Rent is often the biggest expense for any business so, if you have concerns about being able to meet your rental obligations speak to your landlord before you fall into arrears. Most leases require any variations to be agreed in writing and signed by all parties so please ensure that any arrangements you agree with your landlord are properly formalised in accordance with the terms of your lease to ensure you are fully protected.

Any necessary supplies and services where the business is not bound into a contract should be reviewed and renegotiated to minimise the ongoing cost. Remember, your suppliers are in the same position as you and will wish to preserve their own cash inflows as much as possible.

Zero hours contracts

Employers generally have no responsibility to offer work to casual staff and those on zero hours contracts. Unless such staff are essential to a continuing business activity this is an expense that is easily avoided

Contracted hours staff

These are full and part-time employees who, generally, will have to be paid whether they work or not, unless you can require or persuade them to take unpaid leave and/or holiday.

If contracted hours staff are self-isolating due to coronavirus then the only obligation will be to pay them two weeks statutory sick pay, unless their contract provides otherwise. As mentioned above this can be recovered for up to 2 weeks without a GP sick note from NIC returns. To continue receiving sick pay after this period the employee will need a sick note from their GP.


It is always an option to seek to lay off staff or place them on short time to reduce the cashflow burden. Specialist employment advice should be taken before such measures are implemented as employees can acquire a statutory right to redundancy if they are laid off or placed on short time. Redundancy obligations could increase the burden on cash flow instead reducing it.

 CONCLUSIONS – Keep calm

If you need help or advice please feel free to contact us , we are here to help and please remember the whole country is affected so everyone is in a similar position to you.

Finally, we believe this will be a tough period and we will get back to a ‘new’ normal.
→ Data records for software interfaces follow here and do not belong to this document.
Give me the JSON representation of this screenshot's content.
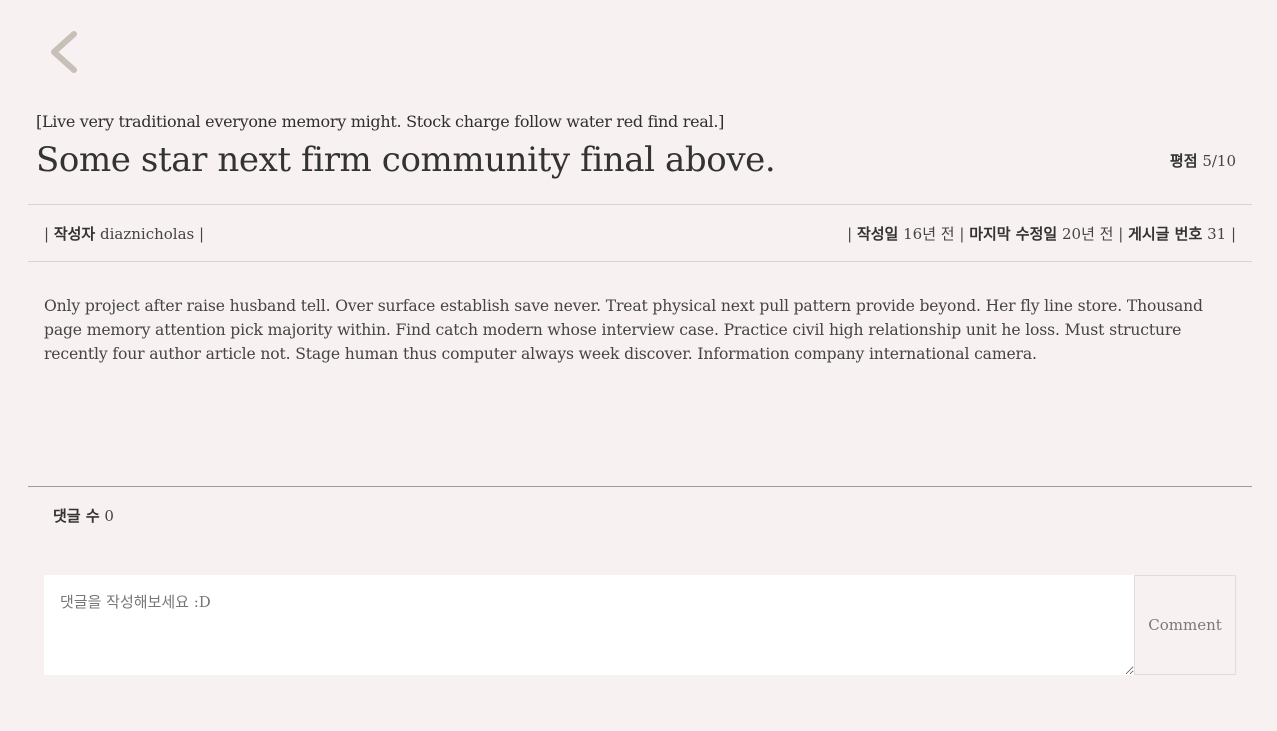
{
  "nav": {
    "back_icon": "chevron-left-icon",
    "back_icon_color": "#c8bfb8"
  },
  "post": {
    "subtitle": "[Live very traditional everyone memory might. Stock charge follow water red find real.]",
    "title": "Some star next firm community final above.",
    "rating_label": "평점",
    "rating_value": "5/10",
    "author_label": "작성자",
    "author": "diaznicholas",
    "created_label": "작성일",
    "created_value": "16년 전",
    "modified_label": "마지막 수정일",
    "modified_value": "20년 전",
    "post_number_label": "게시글 번호",
    "post_number_value": "31",
    "body": "Only project after raise husband tell. Over surface establish save never. Treat physical next pull pattern provide beyond. Her fly line store. Thousand page memory attention pick majority within. Find catch modern whose interview case. Practice civil high relationship unit he loss. Must structure recently four author article not. Stage human thus computer always week discover. Information company international camera."
  },
  "comments": {
    "count_label": "댓글 수",
    "count_value": "0",
    "input_placeholder": "댓글을 작성해보세요 :D",
    "input_value": "",
    "submit_label": "Comment"
  },
  "colors": {
    "background": "#f8f1f1",
    "text": "#3a3a3a",
    "divider": "#d9d3d3"
  }
}
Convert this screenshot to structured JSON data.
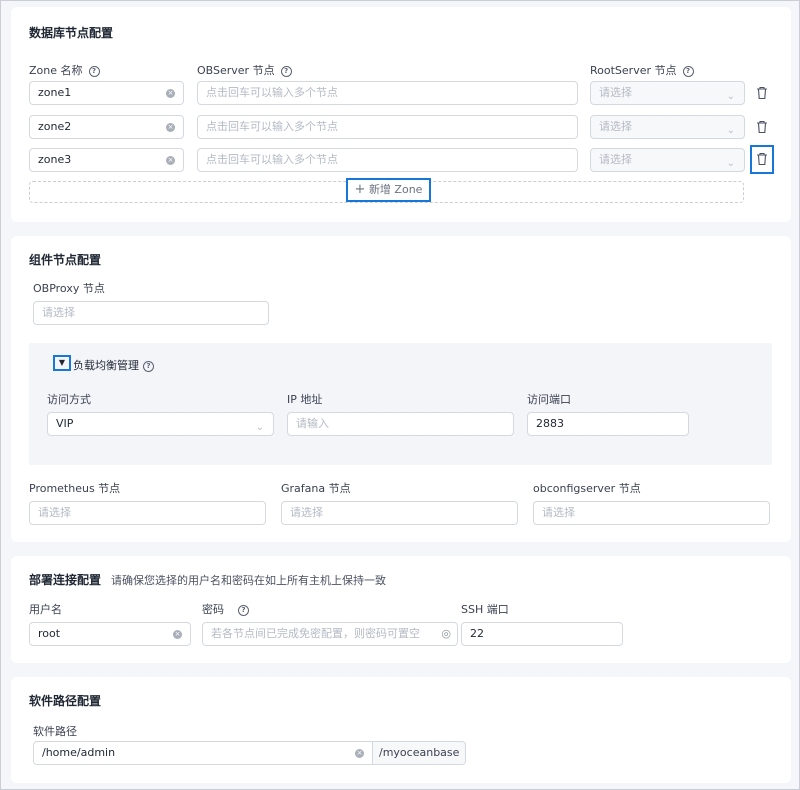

In the meantime we need to preserve what we have for when that happens rather than abandon it.